According to Belgian Interior Minister Jan Jambon, the cracks were found by cameras using ultrasound technology. The plant will continue operating as usual, Jambon added.
Anti-nuclear activists and German politicians alike have long criticised the nuclear facility, which sits less than 40 miles from the German border.
The reactor was discussed during the first ever Belgium-Germany nuclear meeting that took place last week in Bonn, Germany, where German Greenpeace campaigner Heinz Smital said that his country could do more to pressure neighbor countries about shutting down their nuclear plants.

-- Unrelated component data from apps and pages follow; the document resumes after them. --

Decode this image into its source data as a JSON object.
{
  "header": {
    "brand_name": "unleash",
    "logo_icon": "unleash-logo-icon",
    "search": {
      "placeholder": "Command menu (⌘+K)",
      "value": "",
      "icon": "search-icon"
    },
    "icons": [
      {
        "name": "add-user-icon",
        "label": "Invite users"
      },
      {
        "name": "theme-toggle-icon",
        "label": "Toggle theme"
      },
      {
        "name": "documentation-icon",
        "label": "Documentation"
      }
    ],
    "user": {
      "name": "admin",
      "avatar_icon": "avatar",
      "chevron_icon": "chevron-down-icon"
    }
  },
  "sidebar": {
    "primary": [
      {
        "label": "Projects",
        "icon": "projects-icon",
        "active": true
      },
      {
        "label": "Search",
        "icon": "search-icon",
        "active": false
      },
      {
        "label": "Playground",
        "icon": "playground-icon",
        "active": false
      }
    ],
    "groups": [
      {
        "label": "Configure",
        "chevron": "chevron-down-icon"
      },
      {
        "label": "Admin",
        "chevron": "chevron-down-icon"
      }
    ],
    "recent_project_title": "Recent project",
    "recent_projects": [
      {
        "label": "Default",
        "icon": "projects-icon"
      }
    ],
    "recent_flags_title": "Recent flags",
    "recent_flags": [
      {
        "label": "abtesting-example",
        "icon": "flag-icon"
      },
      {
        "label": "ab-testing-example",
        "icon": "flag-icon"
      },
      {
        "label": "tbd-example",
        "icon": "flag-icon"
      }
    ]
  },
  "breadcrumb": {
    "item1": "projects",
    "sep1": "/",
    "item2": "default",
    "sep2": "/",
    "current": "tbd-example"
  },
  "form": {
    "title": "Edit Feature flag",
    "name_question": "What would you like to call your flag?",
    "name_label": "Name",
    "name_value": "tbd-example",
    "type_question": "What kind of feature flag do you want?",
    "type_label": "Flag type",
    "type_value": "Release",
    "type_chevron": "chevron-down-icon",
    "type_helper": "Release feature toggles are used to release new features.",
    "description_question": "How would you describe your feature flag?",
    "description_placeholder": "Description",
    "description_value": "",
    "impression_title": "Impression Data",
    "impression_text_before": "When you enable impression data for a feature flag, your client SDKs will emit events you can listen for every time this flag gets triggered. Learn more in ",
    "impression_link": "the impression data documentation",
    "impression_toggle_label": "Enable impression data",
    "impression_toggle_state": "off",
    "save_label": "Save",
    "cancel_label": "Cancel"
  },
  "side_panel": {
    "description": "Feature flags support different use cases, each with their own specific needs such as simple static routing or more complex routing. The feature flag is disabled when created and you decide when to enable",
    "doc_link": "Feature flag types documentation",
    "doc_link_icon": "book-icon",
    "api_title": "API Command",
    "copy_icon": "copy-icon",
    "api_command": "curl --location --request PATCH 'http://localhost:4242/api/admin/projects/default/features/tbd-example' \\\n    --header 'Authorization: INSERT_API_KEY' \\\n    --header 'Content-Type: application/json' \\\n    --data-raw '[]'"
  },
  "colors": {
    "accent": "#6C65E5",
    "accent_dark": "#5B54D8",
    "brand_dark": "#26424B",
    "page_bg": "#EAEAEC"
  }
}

"The German government could be clearer in how important Belgium's nuclear phaseout is, because there are lots of models on how a nuclear cloud could affect large parts of Germany," he told Deutsche Welle. "Germany is not playing all the cards it could. The government of Austria is taking legal steps against new nuclear constructions in the UK and other countries. I would like to see the German government being more effective in taking concrete steps to get rid of the nuclear threat."
Engie-Electrabel, the operator that conducted the inspection under the auspices of the Belgian Atomic Regulatory Authority (FANC), said that the flaws present no dangers to the plant’s operations, as long as they do not expand, RT reported.
There are three reactors at the plant, which is now more than 40 years old. It has faced a number of incidents and shutdowns due to issues with safety and maintenance.
As of 2015, 3,149 points of damage had been found on the Tihange 2 reactor by nuclear inspectors, according to reports from Belgian newspaper Belga. The Nuclear Stop organization says that the number has risen to 3,219, an increase of 2.2 percent.
Belgium is often forced to extend the lifespan of nuclear reactors while developing other energy sources, as about 39 percent of its electric supply comes from nuclear power.
A November control check also revealed previously undetected microcracks at the Doel 3 nuclear reactor near Antwerp.